France has thrown up a couple of better than expected results this week, with an improvement in French manufacturing PMI and an unexpected fall in the number of jobseekers. However, these were the only bright spots on the week with all other data releases suggesting the Eurozone is far from any meaningful recovery. Despite a raft of measures from the ECB recently, business activity grew at the slowest pace seen so far this year. This poor performance has been reflected in consumer confidence which fell to -11 from -10 previously, and the German IFO business climate index which fell to its lowest level since April 2013 at 104.7. Add to this the poor take up at last weeks targeted LTRO and you can see why many analysts are concerned about the Eurozone drifting closer toward outright deflation. This point is not lost on ECB President Mario Darghi who this week said the central bank was ready to use additional unconventional instruments within its mandate, and alter the size or composition of unconventional interventions if necessary. Draghi has proven he will do everything he possibly can, but as he has stated many times recently the ECB can’t save the Eurozone alone. Fiscal policy changes are needed from governments to help boost demand and it seems increasingly likely the region will remain in an economic malaise until that happens. The key releases next week are inflation on Tuesday and the ECB rate meeting on Thursday.

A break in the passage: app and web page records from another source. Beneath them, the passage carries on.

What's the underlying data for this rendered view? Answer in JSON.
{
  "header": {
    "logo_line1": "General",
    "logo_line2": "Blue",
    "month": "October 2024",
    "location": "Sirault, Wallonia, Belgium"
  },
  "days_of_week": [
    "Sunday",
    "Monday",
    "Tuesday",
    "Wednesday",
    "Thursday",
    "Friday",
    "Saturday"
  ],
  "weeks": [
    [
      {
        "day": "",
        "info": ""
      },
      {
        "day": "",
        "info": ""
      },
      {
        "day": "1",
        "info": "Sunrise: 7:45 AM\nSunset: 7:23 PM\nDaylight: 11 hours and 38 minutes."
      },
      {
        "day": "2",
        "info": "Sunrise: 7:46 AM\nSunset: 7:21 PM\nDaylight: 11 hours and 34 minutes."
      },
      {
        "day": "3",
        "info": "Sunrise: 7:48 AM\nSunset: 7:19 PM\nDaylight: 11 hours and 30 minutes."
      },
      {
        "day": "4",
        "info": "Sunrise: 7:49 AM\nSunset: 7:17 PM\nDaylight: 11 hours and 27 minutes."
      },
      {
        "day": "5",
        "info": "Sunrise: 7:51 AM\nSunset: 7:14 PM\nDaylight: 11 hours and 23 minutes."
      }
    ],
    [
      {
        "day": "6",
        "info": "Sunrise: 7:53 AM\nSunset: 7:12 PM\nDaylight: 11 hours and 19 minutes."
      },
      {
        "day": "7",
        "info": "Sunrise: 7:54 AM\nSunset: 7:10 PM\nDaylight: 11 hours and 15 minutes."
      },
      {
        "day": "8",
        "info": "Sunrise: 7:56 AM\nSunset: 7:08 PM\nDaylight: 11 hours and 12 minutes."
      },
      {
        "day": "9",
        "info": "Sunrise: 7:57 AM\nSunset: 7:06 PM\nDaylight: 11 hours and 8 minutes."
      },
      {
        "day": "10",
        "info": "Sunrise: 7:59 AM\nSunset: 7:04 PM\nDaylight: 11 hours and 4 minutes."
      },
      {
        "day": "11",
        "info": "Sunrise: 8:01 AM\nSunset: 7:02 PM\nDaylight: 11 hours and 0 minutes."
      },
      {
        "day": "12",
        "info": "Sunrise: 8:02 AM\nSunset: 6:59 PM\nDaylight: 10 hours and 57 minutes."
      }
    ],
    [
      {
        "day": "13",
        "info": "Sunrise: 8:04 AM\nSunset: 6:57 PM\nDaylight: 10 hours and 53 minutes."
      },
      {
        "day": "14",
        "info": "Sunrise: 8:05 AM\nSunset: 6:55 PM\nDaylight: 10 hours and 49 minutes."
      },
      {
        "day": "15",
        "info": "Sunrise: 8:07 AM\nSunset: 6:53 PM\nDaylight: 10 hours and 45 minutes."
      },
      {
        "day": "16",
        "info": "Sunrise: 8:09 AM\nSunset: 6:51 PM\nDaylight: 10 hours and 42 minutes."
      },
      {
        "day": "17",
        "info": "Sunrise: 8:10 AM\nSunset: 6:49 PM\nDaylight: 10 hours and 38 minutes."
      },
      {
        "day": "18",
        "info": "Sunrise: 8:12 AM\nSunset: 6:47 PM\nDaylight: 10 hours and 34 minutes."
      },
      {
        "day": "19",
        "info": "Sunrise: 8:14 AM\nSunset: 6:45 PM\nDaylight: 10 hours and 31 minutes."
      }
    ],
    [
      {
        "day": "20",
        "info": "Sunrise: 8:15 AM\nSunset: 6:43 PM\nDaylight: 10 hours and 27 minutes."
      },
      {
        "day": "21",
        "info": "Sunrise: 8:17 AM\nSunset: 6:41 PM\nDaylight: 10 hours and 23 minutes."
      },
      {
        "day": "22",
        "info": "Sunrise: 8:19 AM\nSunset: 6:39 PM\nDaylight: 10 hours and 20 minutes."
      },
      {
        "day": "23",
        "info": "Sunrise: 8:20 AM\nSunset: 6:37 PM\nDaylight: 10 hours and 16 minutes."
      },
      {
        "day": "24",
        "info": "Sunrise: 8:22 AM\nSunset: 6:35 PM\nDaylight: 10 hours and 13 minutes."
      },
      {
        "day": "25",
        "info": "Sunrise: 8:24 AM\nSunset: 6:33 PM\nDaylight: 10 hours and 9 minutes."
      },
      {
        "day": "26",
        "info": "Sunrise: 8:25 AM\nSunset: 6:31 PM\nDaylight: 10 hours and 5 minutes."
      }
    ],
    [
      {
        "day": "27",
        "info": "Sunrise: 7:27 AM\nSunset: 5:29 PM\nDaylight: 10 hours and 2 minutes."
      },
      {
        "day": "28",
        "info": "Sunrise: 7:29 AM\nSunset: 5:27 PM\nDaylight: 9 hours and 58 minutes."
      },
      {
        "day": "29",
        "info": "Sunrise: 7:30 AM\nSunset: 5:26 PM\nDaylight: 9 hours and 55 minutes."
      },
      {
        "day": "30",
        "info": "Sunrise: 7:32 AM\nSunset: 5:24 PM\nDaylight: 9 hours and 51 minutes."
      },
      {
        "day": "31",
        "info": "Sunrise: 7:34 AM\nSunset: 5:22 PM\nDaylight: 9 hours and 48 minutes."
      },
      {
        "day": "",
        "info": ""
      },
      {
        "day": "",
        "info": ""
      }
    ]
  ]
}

A bank holiday in Japan on Tuesday means it has been a quiet one data wise this week. The only release of note has been manufacturing PMI that disappointed coming in at 51.7 vs expectations of 52.5. The sharp decline in the value of the Yen over the past couple of weeks has drawn comment from a number of officials who have suggested excessive Yen weakness isn’t favourable for Japan as a whole. Prime Minister Abe said he will seek input from economists on whether the economy is strong enough before deciding to go ahead with the next consumption tax hike. In the last couple of hours we have seen inflation data that came in a touch weaker than forecast. Next week to draw focus we have household spending, industrial production, retail sales, average earnings and the quarterly Tankan report.

There has only been one data release from Canada this week and that was retail sales that hit the wires on Tuesday evening. The result was disappointing with the core number, that excludes autos, falling -0.6% vs expectations of flat. The headline number wasn’t much better coming in -0.1% against expectations of +0.4%. This data saw the Canadian dollar give back some of the recent gains it had made. Next week we have GDP and the trade balance to draw focus.